Ooh .. I think I need multiple choice for this one. Also, could you explain the question a bit more, I didn't exactly get what you mean by "the connection / relation"  are you looking for some equation that relates the housenumbers on the street to your house? Or is it some other kind of connection e.g. your number is the median or something; finally, could you comment on Bikerman's assumptions?
What assumptions have I made?
The only thing I have 'assumed' is the formula for a sum 1....X is given by X(X+1)/2. That is solid.
The rest follows from that first theorem.....
Bikerman wrote:  What assumptions have I made?
The only thing I have 'assumed' is the formula for a sum 1....X is given by X(X+1)/2. That is solid.

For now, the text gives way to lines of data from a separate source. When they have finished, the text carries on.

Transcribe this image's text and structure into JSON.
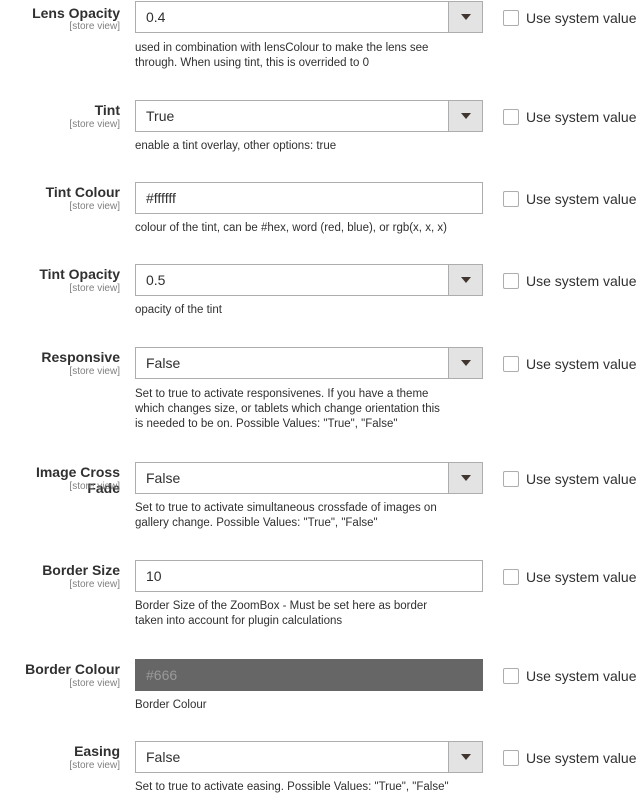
{
  "scope_label": "[store view]",
  "use_system_label": "Use system value",
  "fields": [
    {
      "label": "Lens Opacity",
      "type": "select",
      "value": "0.4",
      "note_lines": [
        "used in combination with lensColour to make the lens see",
        "through. When using tint, this is overrided to 0"
      ]
    },
    {
      "label": "Tint",
      "type": "select",
      "value": "True",
      "note_lines": [
        "enable a tint overlay, other options: true"
      ]
    },
    {
      "label": "Tint Colour",
      "type": "text",
      "value": "#ffffff",
      "note_lines": [
        "colour of the tint, can be #hex, word (red, blue), or rgb(x, x, x)"
      ]
    },
    {
      "label": "Tint Opacity",
      "type": "select",
      "value": "0.5",
      "note_lines": [
        "opacity of the tint"
      ]
    },
    {
      "label": "Responsive",
      "type": "select",
      "value": "False",
      "note_lines": [
        "Set to true to activate responsivenes. If you have a theme",
        "which changes size, or tablets which change orientation this",
        "is needed to be on. Possible Values: \"True\", \"False\""
      ]
    },
    {
      "label": "Image Cross Fade",
      "type": "select",
      "value": "False",
      "note_lines": [
        "Set to true to activate simultaneous crossfade of images on",
        "gallery change. Possible Values: \"True\", \"False\""
      ]
    },
    {
      "label": "Border Size",
      "type": "text",
      "value": "10",
      "note_lines": [
        "Border Size of the ZoomBox - Must be set here as border",
        "taken into account for plugin calculations"
      ]
    },
    {
      "label": "Border Colour",
      "type": "color",
      "value": "#666",
      "note_lines": [
        "Border Colour"
      ]
    },
    {
      "label": "Easing",
      "type": "select",
      "value": "False",
      "note_lines": [
        "Set to true to activate easing. Possible Values: \"True\", \"False\""
      ]
    }
  ],
  "colors": {
    "border_colour_swatch": "#666666",
    "select_arrow_bg": "#e3e3e3",
    "input_border": "#adadad"
  }
}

The rest follows from that first theorem..... 
I agree your math is solid but ...
You've also assumed that the houses are numbered in 1s, that they are numbered regularly, that all are numbered and that they start from 1. adri, I think you should let us know  are the housenumbers all in a properly defined sequence  like 1, 2, 3, 4 ... OR 1, 3, 5, 7 etc. [In some cities, I've seen streets where oneside is oddnumbered and the other evennumbered]
The maths works if they are numbered in any regular integer (arithmetic, not geometric) manner I think...though I don't think I could prove that rigorously...
Hi Bikerman
Of course, when you wrote:
x=ROOT(N^2+N)/2
you meant:
x=ROOT((N^2+N)/2)
(missing brackets!)